    &hash,
    &data,
    circuit::circuit,
    );

    And sends inputs and snark_proof to the Verifier.

  4. Verifier ensures that inputs contains the correct hash value (not shown in code). And then verifies the proof.

    assert!(verifier::verify(
    &parameters,
    &keys.0,
    &snark_proof,
    &inputs
    ));

Magic Square (Web)

This example shows how Prover can convince the Verifier that he knows a 3×33 \times 3matrix of values that form a Magic square. This example is distinct from the ones we've presented above because it compiles into WebAssembly and runs in the browser.

A square matrix of numbers is called a magic square if the sum of values of every row, every column and each of the two diagonals is the same. Magic square is a generalization of Sudoku solving problem, you could tailor this example to have Prover convince Verifier that he knows a solution to Sudoku without disclosing it.

a1,1a1,2a1,3sa2,1a2,2a2,3sa3,1a3,2a3,3ssssss\begin{array}{ccccccl} & & \boxed{a_{1,1}} & \boxed{a_{1,2}} & \boxed{a_{1, 3}} & \to & s \\ & & \boxed{a_{2,1}} & \boxed{a_{2,2}} & \boxed{a_{2, 3}} & \to & s \\ & & \boxed{a_{3,1}} & \boxed{a_{3,2}} & \boxed{a_{3, 3}} & \to & s \\ & \swarrow & \downarrow & \downarrow & \downarrow & \searrow & \\ s & & s & s & s & & s \\ \end{array}

We build a Constraint System C(s,{a1,1,a1,2a3,3})C(s, \{a_{1,1}, a_{1,2} \dots a_{3,3}\}) which checks this condition, ss being public and aa_{\dots} being private. It's a straightforward list of conditions:

pub fn circuit<C: CS>(public: CNum<C>, secret: SizedVec<CNum<C>, 9>) {
(&secret[0] + &secret[1] + &secret[2]).assert_eq(&public);
(&secret[3] + &secret[4] + &secret[5]).assert_eq(&public);
(&secret[6] + &secret[7] + &secret[8]).assert_eq(&public);

(&secret[0] + &secret[3] + &secret[6]).assert_eq(&public);
(&secret[1] + &secret[4] + &secret[7]).assert_eq(&public);
(&secret[2] + &secret[5] + &secret[8]).assert_eq(&public);

(&secret[0] + &secret[4] + &secret[8]).assert_eq(&public);
(&secret[2] + &secret[4] + &secret[6]).assert_eq(&public);
}

The setup → prove → verify process in this example is identical to the ones we've presented above.
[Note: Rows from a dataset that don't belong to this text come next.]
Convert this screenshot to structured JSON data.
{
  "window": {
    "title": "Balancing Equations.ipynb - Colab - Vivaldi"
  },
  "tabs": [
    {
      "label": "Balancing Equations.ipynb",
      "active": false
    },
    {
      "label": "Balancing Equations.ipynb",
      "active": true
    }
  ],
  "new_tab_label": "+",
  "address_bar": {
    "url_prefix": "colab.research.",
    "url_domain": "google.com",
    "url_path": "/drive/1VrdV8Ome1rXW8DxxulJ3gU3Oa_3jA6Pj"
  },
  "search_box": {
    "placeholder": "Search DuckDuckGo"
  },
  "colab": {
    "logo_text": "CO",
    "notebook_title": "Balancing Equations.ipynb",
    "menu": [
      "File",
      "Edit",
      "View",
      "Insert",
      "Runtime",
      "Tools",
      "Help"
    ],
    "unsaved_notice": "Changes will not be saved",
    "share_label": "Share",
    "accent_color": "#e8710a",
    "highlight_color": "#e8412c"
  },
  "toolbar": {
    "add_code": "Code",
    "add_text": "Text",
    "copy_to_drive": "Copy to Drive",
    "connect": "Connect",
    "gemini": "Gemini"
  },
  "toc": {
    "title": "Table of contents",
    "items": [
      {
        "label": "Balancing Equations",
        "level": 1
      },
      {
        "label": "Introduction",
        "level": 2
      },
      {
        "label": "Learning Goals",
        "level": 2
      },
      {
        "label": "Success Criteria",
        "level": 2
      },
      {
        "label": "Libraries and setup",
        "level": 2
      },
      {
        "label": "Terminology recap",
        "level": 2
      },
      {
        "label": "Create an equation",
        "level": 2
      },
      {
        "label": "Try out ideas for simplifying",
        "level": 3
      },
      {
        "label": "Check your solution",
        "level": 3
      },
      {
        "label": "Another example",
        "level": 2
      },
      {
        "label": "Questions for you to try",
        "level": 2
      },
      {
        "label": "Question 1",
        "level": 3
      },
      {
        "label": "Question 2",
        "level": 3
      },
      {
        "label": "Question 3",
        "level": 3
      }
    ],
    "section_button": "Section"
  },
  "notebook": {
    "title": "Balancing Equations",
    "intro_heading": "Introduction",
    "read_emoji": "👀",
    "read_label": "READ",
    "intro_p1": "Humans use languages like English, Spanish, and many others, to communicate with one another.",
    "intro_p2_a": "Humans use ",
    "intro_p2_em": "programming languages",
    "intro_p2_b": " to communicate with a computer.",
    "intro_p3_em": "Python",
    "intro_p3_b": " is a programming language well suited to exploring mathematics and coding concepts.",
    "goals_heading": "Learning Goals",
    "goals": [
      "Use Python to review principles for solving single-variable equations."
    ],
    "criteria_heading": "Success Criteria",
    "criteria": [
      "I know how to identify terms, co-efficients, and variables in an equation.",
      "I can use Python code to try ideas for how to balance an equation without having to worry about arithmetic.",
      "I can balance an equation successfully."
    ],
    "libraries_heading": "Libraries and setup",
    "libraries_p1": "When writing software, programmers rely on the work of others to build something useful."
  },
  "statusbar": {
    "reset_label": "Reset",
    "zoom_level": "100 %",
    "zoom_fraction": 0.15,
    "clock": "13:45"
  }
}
The only difference is build configuration and the command used for running the example. See Cargo.toml and start.sh for more details.